There are an estimated 700,000 young carers in the UK, with approximately 30,000 carers in Wales under 25, whose situations are very similar to Katniss Everdeen’s, and Wales has the largest proportions of carers under 18 in the UK. The Law in Wales protects and helps Young Carers in many different ways so we are going to look at how the law applies to Katniss and how it could possibly apply to you too.
Your Rights in Wales
The Law in Wales is in place so that Young Carers can still enjoy their childhood and to have the same rights and opportunities as every other child. Wales has signed up to the United Nations Convention on the Rights of the Child (UNCRC) to make sure that every child has rights. Many young people that provide care do not realise that they may be young carers, and you may be one of those people too.
Under the UNCRC, you have the right to:
- To be protected from discrimination (article 2)
- To form and express your own views (article 12)
- To life, survival and healthy development (article 6)
- To spend time with friends (article 15)
- To enjoy opportunities for leisure and to relax and play (article 31)
- To education (article 28 and 29)
These rights have been incorporated into Welsh Law under the Social Services and Wellbeing (Wales) Act 2014 to ensure that children and young people have as much protection as they possibly can. The Act defines a young carer as “a person who provides or intends to provide care for an adult or disabled child”.
How can I get help?
In the book, Katniss and her family receive no help, but it does not have to be the same for you. You are entitled to an assessment by your local authority, where your situation will be looked at and told what support you can receive. They will understand how your situation affects you and what you would like to happen, as well as what those with parental responsibility would like for you too. They will look at your entire situation, as well as your age.
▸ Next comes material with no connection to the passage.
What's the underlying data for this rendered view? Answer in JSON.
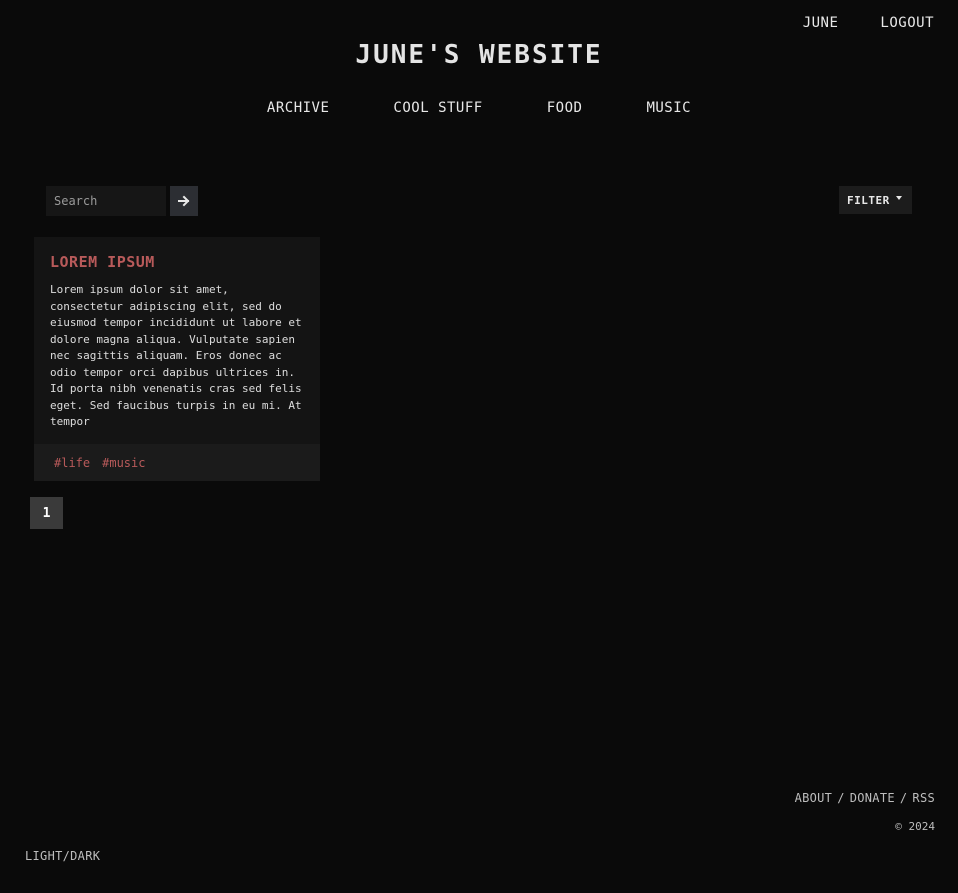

After you have had your assessment, the local authority will be in a position to advise you as to what you will need as a Young Carer. They will make sure that if you need help with your rights, such as a right to education or spending time with friends or more leisure time, and find friends, relatives or community sport groups to help you out.
After your assessment and the local authority finds that you do in fact need some help, a support plan will be created for you. Like when Katniss asks Gale to look after Prim and her Mum for her when she takes part in the Hunger Games, you should not shy away or be reluctant for help. A support plan will describe and explain what you will need long term – such as your desires and personal outcomes – and the local authority will outline what support it will give you in order to achieve that. It will let you know about all the support that will be offered to you, as well as potentially making direct payments to you. The support plan, which you will have a copy of too, is not necessarily permanent and if you feel as though it is not working for you, you can always ask the local authority to review it for you.
Protecting your Right in Wales
You can now see how there are many ways that you can receive help in Wales if you are a Young Carer that should be easily accessible to you. The system is designed specifically to help you in any situation, large or small, that you may be in. Unlike Katniss, there are many ways that you can be supported so that you do not, and should not, have to struggle by yourself.
My name is Kayleigh Moore and I have just graduated from Swansea University with a degree in Law and American Studies. I will be returning to Swansea in September to begin my Masters in Legal Practice and Advanced Legal Drafting so that I can hopefully become a solicitor one day! Whilst at Swansea I have volunteered in many projects to help people with legal advice, but my favourite project was to look at miscarriage of justice cases to see if people who had been wrongly convicted could appeal their case. When I was at school I used to love any excuse to volunteer with children and being at university has taught me how important that everybody understands their rights, no matter how old they are, so I was so excited to be involved in the ‘Reading my Rights’ Project. When I am not busy with schoolwork, I love to stay active and try new craft projects. During lockdown I have started taking online yoga classes, as well as teaching myself to sew, so I hope to carry on these new hobbies when life gets back to normal!